The final two tracks of this recording (May the Words of My Mouth and S'u sh'arim) contain a segue from one liturgical text to another, although they are otherwise unrelated in the order of service. May the Words of My Mouth is an English version of the concluding words of the silently recited series of prayers known in traditional worship as the amida (“standing,” since these prayers are thus recited while standing), which occurs toward the end of the service (yih’yu l’ratzon). In Reform as well as in some Conservative congregations it has often been sung in that English version. S’u sh’arim, however, is a Psalm text (24) that is recited in Sabbath and holyday morning services but is not part of the Sabbath eve service (unless the eve of Rosh Hashana falls on the Sabbath). It has been sung nonetheless in many Reform synagogues as an alternative text in the opening section of the Friday evening service, but it has no history as a concluding hymn, which is suggested by the juxtaposition here. Kingsley’s preference for binding these two settings into a single piece represents a purely artistic decision, based both on his own interpretation of the poetry of the two texts and on their musical flow, and constituting a musical version of poetic license.
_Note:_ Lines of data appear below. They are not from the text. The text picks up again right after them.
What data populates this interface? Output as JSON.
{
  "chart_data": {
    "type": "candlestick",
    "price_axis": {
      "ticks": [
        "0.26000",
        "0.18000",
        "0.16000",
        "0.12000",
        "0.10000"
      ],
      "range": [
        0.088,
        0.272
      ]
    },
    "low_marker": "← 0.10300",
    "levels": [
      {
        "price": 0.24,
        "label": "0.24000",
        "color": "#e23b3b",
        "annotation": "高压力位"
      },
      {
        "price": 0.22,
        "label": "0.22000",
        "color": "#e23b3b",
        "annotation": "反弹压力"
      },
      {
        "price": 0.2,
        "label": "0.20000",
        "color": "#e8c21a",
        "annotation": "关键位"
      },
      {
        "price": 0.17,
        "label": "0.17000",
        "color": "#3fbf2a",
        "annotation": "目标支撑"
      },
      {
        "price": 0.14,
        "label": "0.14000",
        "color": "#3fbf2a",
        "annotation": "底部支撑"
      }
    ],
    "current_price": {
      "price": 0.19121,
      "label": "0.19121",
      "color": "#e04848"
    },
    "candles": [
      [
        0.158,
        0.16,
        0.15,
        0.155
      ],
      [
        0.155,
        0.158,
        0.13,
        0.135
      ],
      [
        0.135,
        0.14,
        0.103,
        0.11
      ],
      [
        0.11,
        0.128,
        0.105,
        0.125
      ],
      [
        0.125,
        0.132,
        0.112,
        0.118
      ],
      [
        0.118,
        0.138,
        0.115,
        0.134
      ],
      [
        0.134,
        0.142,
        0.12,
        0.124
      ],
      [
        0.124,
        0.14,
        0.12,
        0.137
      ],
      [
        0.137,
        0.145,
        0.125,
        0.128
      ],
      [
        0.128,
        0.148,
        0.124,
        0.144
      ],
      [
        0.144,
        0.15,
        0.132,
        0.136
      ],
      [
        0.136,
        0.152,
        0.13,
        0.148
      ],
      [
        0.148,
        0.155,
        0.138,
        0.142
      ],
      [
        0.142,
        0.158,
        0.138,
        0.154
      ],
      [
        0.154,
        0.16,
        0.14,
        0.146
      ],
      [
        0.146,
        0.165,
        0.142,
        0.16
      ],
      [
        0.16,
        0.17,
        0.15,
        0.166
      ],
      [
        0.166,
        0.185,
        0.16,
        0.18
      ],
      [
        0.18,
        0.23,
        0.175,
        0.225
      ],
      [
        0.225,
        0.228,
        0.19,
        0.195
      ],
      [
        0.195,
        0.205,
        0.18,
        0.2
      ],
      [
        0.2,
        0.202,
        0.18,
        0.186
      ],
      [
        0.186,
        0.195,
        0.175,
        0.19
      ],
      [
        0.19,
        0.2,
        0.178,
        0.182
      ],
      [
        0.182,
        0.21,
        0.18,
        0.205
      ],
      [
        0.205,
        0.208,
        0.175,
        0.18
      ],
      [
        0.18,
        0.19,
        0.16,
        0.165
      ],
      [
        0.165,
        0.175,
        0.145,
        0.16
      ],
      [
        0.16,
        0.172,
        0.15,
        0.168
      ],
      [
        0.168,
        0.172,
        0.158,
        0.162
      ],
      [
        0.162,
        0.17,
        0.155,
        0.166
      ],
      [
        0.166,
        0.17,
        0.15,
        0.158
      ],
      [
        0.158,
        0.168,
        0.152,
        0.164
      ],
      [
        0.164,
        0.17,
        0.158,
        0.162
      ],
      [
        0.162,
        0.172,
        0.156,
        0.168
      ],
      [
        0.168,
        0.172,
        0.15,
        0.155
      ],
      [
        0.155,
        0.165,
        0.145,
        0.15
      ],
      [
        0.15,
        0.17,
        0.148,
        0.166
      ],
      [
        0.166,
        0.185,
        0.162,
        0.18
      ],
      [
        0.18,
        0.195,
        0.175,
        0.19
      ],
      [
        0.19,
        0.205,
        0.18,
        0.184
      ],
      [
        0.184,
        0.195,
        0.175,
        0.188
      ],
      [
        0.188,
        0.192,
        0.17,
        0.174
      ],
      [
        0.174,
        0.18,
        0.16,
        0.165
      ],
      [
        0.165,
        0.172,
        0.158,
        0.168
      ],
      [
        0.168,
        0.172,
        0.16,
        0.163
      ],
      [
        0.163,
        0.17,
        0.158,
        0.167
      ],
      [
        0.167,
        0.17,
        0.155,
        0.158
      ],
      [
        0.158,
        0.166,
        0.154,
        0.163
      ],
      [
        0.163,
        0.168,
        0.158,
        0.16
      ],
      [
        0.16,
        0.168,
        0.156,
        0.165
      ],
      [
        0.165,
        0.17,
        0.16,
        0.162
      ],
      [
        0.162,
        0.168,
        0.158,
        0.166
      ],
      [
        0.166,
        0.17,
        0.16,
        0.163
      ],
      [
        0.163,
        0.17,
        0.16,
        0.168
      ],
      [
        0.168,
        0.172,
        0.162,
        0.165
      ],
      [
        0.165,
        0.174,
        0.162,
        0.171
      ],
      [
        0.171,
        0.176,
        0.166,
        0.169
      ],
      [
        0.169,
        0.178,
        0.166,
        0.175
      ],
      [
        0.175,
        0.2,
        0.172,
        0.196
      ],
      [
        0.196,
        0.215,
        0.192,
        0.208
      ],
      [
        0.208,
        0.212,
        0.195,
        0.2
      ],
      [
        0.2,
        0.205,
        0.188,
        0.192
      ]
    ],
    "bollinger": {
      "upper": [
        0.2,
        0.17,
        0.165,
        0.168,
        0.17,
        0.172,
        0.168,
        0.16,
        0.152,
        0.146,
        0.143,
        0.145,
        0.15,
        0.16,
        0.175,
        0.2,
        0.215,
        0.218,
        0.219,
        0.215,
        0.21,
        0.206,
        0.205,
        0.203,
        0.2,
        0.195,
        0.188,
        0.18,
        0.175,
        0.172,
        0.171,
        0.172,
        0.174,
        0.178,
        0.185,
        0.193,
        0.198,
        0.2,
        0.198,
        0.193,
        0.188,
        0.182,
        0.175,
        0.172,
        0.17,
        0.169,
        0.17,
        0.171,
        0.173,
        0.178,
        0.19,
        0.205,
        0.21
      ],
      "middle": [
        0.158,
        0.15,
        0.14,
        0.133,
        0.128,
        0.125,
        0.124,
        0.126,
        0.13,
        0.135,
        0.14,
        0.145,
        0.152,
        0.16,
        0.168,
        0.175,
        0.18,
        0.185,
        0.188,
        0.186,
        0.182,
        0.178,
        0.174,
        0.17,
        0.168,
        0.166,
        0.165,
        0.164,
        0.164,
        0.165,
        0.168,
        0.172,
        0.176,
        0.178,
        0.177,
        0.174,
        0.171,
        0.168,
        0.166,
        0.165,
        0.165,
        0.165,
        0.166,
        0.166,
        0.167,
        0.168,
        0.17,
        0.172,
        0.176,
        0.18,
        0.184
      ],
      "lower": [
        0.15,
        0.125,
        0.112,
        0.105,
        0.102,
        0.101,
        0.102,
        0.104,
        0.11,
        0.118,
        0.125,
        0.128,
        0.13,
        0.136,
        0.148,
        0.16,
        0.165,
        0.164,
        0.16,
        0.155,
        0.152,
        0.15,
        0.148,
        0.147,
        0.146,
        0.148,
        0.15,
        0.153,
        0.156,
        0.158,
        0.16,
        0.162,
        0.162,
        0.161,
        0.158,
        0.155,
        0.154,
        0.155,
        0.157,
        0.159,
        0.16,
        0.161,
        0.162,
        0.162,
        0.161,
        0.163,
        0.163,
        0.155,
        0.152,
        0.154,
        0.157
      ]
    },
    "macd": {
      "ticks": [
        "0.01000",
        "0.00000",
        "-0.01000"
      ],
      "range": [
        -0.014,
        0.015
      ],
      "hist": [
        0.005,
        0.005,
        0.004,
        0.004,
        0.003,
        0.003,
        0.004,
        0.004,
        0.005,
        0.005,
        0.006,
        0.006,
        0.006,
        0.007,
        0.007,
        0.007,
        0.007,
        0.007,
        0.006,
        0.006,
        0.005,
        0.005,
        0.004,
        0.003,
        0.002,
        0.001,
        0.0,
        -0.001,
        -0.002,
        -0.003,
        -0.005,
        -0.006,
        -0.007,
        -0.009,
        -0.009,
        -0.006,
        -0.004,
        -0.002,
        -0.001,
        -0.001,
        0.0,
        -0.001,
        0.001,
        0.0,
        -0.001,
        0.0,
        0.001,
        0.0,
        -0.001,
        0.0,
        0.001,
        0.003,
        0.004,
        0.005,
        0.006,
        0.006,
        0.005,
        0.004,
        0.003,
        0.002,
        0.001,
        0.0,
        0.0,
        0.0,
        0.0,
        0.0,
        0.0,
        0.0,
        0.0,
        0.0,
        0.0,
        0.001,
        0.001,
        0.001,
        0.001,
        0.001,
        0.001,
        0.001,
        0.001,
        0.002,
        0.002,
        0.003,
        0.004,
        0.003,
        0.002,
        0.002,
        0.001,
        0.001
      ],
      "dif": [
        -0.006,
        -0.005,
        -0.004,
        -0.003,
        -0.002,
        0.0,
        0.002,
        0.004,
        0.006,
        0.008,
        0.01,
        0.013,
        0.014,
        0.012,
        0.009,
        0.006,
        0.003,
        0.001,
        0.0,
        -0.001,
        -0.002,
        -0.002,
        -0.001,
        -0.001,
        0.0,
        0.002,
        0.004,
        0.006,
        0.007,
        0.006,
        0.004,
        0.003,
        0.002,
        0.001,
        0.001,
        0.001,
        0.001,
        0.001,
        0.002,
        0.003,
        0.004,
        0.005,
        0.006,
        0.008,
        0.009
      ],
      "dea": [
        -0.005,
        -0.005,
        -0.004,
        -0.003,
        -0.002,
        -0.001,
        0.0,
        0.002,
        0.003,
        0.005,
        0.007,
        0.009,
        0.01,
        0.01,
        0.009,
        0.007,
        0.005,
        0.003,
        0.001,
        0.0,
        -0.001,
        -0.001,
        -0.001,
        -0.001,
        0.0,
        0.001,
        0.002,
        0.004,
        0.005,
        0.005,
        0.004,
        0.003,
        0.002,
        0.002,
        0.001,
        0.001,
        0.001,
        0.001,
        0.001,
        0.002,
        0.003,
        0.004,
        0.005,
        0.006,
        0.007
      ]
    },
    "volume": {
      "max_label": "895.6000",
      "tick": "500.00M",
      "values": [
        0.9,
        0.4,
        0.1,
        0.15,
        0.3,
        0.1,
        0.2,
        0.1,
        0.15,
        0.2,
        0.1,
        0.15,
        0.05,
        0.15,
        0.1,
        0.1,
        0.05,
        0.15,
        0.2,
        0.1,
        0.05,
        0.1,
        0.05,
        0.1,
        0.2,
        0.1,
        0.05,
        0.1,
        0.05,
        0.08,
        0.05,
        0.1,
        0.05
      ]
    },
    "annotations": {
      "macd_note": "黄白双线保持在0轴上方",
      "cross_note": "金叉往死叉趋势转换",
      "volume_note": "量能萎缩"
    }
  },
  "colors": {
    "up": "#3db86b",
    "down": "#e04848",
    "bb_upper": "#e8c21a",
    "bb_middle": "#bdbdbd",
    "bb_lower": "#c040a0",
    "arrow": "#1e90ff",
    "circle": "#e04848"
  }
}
He therefore recorded it this way, as the independent piece he now views it—especially when divorced from a performance of the entire service.